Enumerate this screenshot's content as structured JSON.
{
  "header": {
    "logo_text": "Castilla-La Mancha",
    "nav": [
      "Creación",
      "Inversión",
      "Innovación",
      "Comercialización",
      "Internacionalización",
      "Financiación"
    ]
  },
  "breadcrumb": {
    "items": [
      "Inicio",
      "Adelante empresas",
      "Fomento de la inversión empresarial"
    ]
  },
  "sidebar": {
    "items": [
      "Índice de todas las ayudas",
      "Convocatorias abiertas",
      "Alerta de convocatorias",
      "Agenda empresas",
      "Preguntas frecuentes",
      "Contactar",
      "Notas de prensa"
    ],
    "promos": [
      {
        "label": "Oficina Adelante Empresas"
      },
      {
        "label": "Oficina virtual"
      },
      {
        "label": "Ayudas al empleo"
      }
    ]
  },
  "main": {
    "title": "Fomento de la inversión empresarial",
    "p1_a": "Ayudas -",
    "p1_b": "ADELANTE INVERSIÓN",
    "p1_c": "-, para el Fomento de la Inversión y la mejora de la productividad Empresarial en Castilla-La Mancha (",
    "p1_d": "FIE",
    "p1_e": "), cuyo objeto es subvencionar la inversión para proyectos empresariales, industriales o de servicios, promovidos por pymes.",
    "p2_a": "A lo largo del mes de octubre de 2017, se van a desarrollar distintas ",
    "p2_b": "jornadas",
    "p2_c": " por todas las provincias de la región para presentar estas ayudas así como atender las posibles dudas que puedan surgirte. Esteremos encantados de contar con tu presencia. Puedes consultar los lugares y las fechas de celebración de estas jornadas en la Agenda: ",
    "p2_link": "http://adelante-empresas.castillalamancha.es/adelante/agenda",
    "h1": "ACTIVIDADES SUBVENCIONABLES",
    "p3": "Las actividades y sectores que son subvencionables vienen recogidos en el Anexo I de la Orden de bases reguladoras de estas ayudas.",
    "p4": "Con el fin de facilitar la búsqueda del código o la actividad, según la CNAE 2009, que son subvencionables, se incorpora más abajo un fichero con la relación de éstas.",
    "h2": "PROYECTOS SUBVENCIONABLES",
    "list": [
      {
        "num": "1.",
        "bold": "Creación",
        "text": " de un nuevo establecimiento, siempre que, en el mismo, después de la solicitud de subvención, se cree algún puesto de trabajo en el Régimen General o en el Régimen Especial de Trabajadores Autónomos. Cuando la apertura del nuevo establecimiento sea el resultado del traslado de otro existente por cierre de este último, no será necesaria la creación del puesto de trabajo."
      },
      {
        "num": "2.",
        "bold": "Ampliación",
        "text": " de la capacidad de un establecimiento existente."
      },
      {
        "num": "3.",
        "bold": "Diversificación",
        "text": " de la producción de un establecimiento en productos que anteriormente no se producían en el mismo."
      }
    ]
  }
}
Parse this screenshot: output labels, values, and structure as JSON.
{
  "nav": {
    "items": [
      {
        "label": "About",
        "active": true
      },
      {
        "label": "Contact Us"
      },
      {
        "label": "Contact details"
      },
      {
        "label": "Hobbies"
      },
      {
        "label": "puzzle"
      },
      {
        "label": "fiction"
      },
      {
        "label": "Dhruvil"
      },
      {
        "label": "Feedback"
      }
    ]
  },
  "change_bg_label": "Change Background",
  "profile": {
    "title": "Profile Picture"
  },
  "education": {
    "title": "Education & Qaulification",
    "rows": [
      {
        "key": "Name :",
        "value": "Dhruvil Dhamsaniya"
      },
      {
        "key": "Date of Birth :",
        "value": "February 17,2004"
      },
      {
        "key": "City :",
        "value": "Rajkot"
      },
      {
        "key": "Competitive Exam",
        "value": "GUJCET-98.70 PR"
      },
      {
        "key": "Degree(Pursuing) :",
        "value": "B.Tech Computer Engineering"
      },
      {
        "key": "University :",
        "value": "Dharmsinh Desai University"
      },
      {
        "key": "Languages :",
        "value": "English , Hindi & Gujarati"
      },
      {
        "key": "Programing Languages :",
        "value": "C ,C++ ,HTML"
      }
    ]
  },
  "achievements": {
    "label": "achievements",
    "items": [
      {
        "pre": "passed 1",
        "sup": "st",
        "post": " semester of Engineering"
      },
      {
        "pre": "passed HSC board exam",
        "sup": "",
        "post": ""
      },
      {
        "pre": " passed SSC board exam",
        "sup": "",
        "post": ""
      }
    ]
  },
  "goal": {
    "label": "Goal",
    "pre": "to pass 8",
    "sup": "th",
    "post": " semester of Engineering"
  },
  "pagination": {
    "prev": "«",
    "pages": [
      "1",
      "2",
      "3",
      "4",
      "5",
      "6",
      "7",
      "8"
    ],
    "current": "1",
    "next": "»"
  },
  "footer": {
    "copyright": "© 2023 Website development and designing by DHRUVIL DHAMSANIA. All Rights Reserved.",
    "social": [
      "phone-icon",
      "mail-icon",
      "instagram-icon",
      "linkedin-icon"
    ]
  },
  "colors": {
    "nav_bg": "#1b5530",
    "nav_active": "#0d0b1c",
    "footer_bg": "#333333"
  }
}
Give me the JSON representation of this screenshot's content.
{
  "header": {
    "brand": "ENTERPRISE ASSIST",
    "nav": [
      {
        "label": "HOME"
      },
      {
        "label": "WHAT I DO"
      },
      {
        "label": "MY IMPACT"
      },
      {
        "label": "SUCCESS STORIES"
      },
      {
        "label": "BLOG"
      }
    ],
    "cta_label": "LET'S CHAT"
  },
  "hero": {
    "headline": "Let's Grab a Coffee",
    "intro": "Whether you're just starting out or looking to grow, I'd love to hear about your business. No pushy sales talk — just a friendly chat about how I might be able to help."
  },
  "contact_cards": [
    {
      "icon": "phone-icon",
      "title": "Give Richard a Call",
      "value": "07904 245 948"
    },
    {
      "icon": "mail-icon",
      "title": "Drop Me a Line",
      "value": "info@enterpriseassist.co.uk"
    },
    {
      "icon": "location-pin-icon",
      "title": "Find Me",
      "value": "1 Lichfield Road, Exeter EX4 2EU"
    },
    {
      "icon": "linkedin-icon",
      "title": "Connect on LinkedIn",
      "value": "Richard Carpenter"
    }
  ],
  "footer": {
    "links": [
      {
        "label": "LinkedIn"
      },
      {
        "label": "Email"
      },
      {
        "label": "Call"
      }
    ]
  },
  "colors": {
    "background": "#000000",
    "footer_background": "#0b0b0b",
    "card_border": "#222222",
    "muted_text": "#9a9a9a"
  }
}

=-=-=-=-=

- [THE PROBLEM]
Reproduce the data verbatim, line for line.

- [RESULT FOR THIS TASK]
Enumerate this screenshot's content as structured JSON.
{
  "header": {
    "logo_text": "Castilla-La Mancha",
    "nav": [
      "Creación",
      "Inversión",
      "Innovación",
      "Comercialización",
      "Internacionalización",
      "Financiación"
    ]
  },
  "breadcrumb": {
    "items": [
      "Inicio",
      "Adelante empresas",
      "Fomento de la inversión empresarial"
    ]
  },
  "sidebar": {
    "items": [
      "Índice de todas las ayudas",
      "Convocatorias abiertas",
      "Alerta de convocatorias",
      "Agenda empresas",
      "Preguntas frecuentes",
      "Contactar",
      "Notas de prensa"
    ],
    "promos": [
      {
        "label": "Oficina Adelante Empresas"
      },
      {
        "label": "Oficina virtual"
      },
      {
        "label": "Ayudas al empleo"
      }
    ]
  },
  "main": {
    "title": "Fomento de la inversión empresarial",
    "p1_a": "Ayudas -",
    "p1_b": "ADELANTE INVERSIÓN",
    "p1_c": "-, para el Fomento de la Inversión y la mejora de la productividad Empresarial en Castilla-La Mancha (",
    "p1_d": "FIE",
    "p1_e": "), cuyo objeto es subvencionar la inversión para proyectos empresariales, industriales o de servicios, promovidos por pymes.",
    "p2_a": "A lo largo del mes de octubre de 2017, se van a desarrollar distintas ",
    "p2_b": "jornadas",
    "p2_c": " por todas las provincias de la región para presentar estas ayudas así como atender las posibles dudas que puedan surgirte. Esteremos encantados de contar con tu presencia. Puedes consultar los lugares y las fechas de celebración de estas jornadas en la Agenda: ",
    "p2_link": "http://adelante-empresas.castillalamancha.es/adelante/agenda",
    "h1": "ACTIVIDADES SUBVENCIONABLES",
    "p3": "Las actividades y sectores que son subvencionables vienen recogidos en el Anexo I de la Orden de bases reguladoras de estas ayudas.",
    "p4": "Con el fin de facilitar la búsqueda del código o la actividad, según la CNAE 2009, que son subvencionables, se incorpora más abajo un fichero con la relación de éstas.",
    "h2": "PROYECTOS SUBVENCIONABLES",
    "list": [
      {
        "num": "1.",
        "bold": "Creación",
        "text": " de un nuevo establecimiento, siempre que, en el mismo, después de la solicitud de subvención, se cree algún puesto de trabajo en el Régimen General o en el Régimen Especial de Trabajadores Autónomos. Cuando la apertura del nuevo establecimiento sea el resultado del traslado de otro existente por cierre de este último, no será necesaria la creación del puesto de trabajo."
      },
      {
        "num": "2.",
        "bold": "Ampliación",
        "text": " de la capacidad de un establecimiento existente."
      },
      {
        "num": "3.",
        "bold": "Diversificación",
        "text": " de la producción de un establecimiento en productos que anteriormente no se producían en el mismo."
      }
    ]
  }
}
Parse this screenshot: output labels, values, and structure as JSON.
{
  "nav": {
    "items": [
      {
        "label": "About",
        "active": true
      },
      {
        "label": "Contact Us"
      },
      {
        "label": "Contact details"
      },
      {
        "label": "Hobbies"
      },
      {
        "label": "puzzle"
      },
      {
        "label": "fiction"
      },
      {
        "label": "Dhruvil"
      },
      {
        "label": "Feedback"
      }
    ]
  },
  "change_bg_label": "Change Background",
  "profile": {
    "title": "Profile Picture"
  },
  "education": {
    "title": "Education & Qaulification",
    "rows": [
      {
        "key": "Name :",
        "value": "Dhruvil Dhamsaniya"
      },
      {
        "key": "Date of Birth :",
        "value": "February 17,2004"
      },
      {
        "key": "City :",
        "value": "Rajkot"
      },
      {
        "key": "Competitive Exam",
        "value": "GUJCET-98.70 PR"
      },
      {
        "key": "Degree(Pursuing) :",
        "value": "B.Tech Computer Engineering"
      },
      {
        "key": "University :",
        "value": "Dharmsinh Desai University"
      },
      {
        "key": "Languages :",
        "value": "English , Hindi & Gujarati"
      },
      {
        "key": "Programing Languages :",
        "value": "C ,C++ ,HTML"
      }
    ]
  },
  "achievements": {
    "label": "achievements",
    "items": [
      {
        "pre": "passed 1",
        "sup": "st",
        "post": " semester of Engineering"
      },
      {
        "pre": "passed HSC board exam",
        "sup": "",
        "post": ""
      },
      {
        "pre": " passed SSC board exam",
        "sup": "",
        "post": ""
      }
    ]
  },
  "goal": {
    "label": "Goal",
    "pre": "to pass 8",
    "sup": "th",
    "post": " semester of Engineering"
  },
  "pagination": {
    "prev": "«",
    "pages": [
      "1",
      "2",
      "3",
      "4",
      "5",
      "6",
      "7",
      "8"
    ],
    "current": "1",
    "next": "»"
  },
  "footer": {
    "copyright": "© 2023 Website development and designing by DHRUVIL DHAMSANIA. All Rights Reserved.",
    "social": [
      "phone-icon",
      "mail-icon",
      "instagram-icon",
      "linkedin-icon"
    ]
  },
  "colors": {
    "nav_bg": "#1b5530",
    "nav_active": "#0d0b1c",
    "footer_bg": "#333333"
  }
}
Give me the JSON representation of this screenshot's content.
{
  "header": {
    "brand": "ENTERPRISE ASSIST",
    "nav": [
      {
        "label": "HOME"
      },
      {
        "label": "WHAT I DO"
      },
      {
        "label": "MY IMPACT"
      },
      {
        "label": "SUCCESS STORIES"
      },
      {
        "label": "BLOG"
      }
    ],
    "cta_label": "LET'S CHAT"
  },
  "hero": {
    "headline": "Let's Grab a Coffee",
    "intro": "Whether you're just starting out or looking to grow, I'd love to hear about your business. No pushy sales talk — just a friendly chat about how I might be able to help."
  },
  "contact_cards": [
    {
      "icon": "phone-icon",
      "title": "Give Richard a Call",
      "value": "07904 245 948"
    },
    {
      "icon": "mail-icon",
      "title": "Drop Me a Line",
      "value": "info@enterpriseassist.co.uk"
    },
    {
      "icon": "location-pin-icon",
      "title": "Find Me",
      "value": "1 Lichfield Road, Exeter EX4 2EU"
    },
    {
      "icon": "linkedin-icon",
      "title": "Connect on LinkedIn",
      "value": "Richard Carpenter"
    }
  ],
  "footer": {
    "links": [
      {
        "label": "LinkedIn"
      },
      {
        "label": "Email"
      },
      {
        "label": "Call"
      }
    ]
  },
  "colors": {
    "background": "#000000",
    "footer_background": "#0b0b0b",
    "card_border": "#222222",
    "muted_text": "#9a9a9a"
  }
}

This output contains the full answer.